§ Problem details
Return the records below character for character.

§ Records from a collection
________________________
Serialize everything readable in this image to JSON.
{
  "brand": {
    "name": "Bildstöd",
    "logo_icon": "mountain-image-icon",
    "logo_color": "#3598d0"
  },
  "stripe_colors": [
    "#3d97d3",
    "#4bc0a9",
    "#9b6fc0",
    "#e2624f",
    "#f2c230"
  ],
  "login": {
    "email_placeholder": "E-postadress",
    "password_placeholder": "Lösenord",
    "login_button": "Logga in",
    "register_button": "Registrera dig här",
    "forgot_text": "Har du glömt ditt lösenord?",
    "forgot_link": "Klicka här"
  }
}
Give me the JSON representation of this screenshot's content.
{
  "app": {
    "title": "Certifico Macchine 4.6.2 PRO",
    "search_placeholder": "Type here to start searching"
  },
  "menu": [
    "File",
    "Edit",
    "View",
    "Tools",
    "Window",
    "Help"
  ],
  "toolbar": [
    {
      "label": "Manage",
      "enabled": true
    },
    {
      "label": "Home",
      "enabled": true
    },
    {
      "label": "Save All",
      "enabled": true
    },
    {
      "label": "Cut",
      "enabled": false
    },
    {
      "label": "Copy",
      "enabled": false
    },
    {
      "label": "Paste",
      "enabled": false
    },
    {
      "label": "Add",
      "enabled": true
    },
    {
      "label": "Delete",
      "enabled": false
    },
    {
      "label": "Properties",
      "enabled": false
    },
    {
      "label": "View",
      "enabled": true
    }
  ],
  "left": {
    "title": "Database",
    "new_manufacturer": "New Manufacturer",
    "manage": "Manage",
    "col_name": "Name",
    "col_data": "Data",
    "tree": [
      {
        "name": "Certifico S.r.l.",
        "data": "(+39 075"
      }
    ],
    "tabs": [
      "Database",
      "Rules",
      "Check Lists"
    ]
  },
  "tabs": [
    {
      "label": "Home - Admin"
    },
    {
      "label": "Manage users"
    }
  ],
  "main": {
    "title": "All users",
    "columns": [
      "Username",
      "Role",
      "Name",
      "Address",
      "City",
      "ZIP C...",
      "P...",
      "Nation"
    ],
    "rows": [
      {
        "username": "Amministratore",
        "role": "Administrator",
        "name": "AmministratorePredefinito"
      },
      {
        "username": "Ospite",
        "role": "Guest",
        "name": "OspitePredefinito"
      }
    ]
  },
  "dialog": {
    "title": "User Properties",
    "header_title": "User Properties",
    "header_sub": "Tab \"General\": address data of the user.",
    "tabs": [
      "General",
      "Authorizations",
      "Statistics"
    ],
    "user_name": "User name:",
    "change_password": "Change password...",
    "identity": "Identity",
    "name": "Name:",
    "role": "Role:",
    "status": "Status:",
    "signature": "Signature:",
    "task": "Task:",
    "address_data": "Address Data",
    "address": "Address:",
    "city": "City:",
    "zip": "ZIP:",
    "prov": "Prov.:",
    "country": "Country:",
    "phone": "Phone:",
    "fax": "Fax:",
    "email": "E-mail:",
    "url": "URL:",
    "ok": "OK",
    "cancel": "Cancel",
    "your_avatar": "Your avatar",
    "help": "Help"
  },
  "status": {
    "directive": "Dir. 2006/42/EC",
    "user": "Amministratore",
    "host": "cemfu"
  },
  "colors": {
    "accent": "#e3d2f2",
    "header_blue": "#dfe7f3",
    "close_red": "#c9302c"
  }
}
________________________
§ Exercise result
Serialize everything readable in this image to JSON.
{
  "brand": {
    "name": "Bildstöd",
    "logo_icon": "mountain-image-icon",
    "logo_color": "#3598d0"
  },
  "stripe_colors": [
    "#3d97d3",
    "#4bc0a9",
    "#9b6fc0",
    "#e2624f",
    "#f2c230"
  ],
  "login": {
    "email_placeholder": "E-postadress",
    "password_placeholder": "Lösenord",
    "login_button": "Logga in",
    "register_button": "Registrera dig här",
    "forgot_text": "Har du glömt ditt lösenord?",
    "forgot_link": "Klicka här"
  }
}
Give me the JSON representation of this screenshot's content.
{
  "app": {
    "title": "Certifico Macchine 4.6.2 PRO",
    "search_placeholder": "Type here to start searching"
  },
  "menu": [
    "File",
    "Edit",
    "View",
    "Tools",
    "Window",
    "Help"
  ],
  "toolbar": [
    {
      "label": "Manage",
      "enabled": true
    },
    {
      "label": "Home",
      "enabled": true
    },
    {
      "label": "Save All",
      "enabled": true
    },
    {
      "label": "Cut",
      "enabled": false
    },
    {
      "label": "Copy",
      "enabled": false
    },
    {
      "label": "Paste",
      "enabled": false
    },
    {
      "label": "Add",
      "enabled": true
    },
    {
      "label": "Delete",
      "enabled": false
    },
    {
      "label": "Properties",
      "enabled": false
    },
    {
      "label": "View",
      "enabled": true
    }
  ],
  "left": {
    "title": "Database",
    "new_manufacturer": "New Manufacturer",
    "manage": "Manage",
    "col_name": "Name",
    "col_data": "Data",
    "tree": [
      {
        "name": "Certifico S.r.l.",
        "data": "(+39 075"
      }
    ],
    "tabs": [
      "Database",
      "Rules",
      "Check Lists"
    ]
  },
  "tabs": [
    {
      "label": "Home - Admin"
    },
    {
      "label": "Manage users"
    }
  ],
  "main": {
    "title": "All users",
    "columns": [
      "Username",
      "Role",
      "Name",
      "Address",
      "City",
      "ZIP C...",
      "P...",
      "Nation"
    ],
    "rows": [
      {
        "username": "Amministratore",
        "role": "Administrator",
        "name": "AmministratorePredefinito"
      },
      {
        "username": "Ospite",
        "role": "Guest",
        "name": "OspitePredefinito"
      }
    ]
  },
  "dialog": {
    "title": "User Properties",
    "header_title": "User Properties",
    "header_sub": "Tab \"General\": address data of the user.",
    "tabs": [
      "General",
      "Authorizations",
      "Statistics"
    ],
    "user_name": "User name:",
    "change_password": "Change password...",
    "identity": "Identity",
    "name": "Name:",
    "role": "Role:",
    "status": "Status:",
    "signature": "Signature:",
    "task": "Task:",
    "address_data": "Address Data",
    "address": "Address:",
    "city": "City:",
    "zip": "ZIP:",
    "prov": "Prov.:",
    "country": "Country:",
    "phone": "Phone:",
    "fax": "Fax:",
    "email": "E-mail:",
    "url": "URL:",
    "ok": "OK",
    "cancel": "Cancel",
    "your_avatar": "Your avatar",
    "help": "Help"
  },
  "status": {
    "directive": "Dir. 2006/42/EC",
    "user": "Amministratore",
    "host": "cemfu"
  },
  "colors": {
    "accent": "#e3d2f2",
    "header_blue": "#dfe7f3",
    "close_red": "#c9302c"
  }
}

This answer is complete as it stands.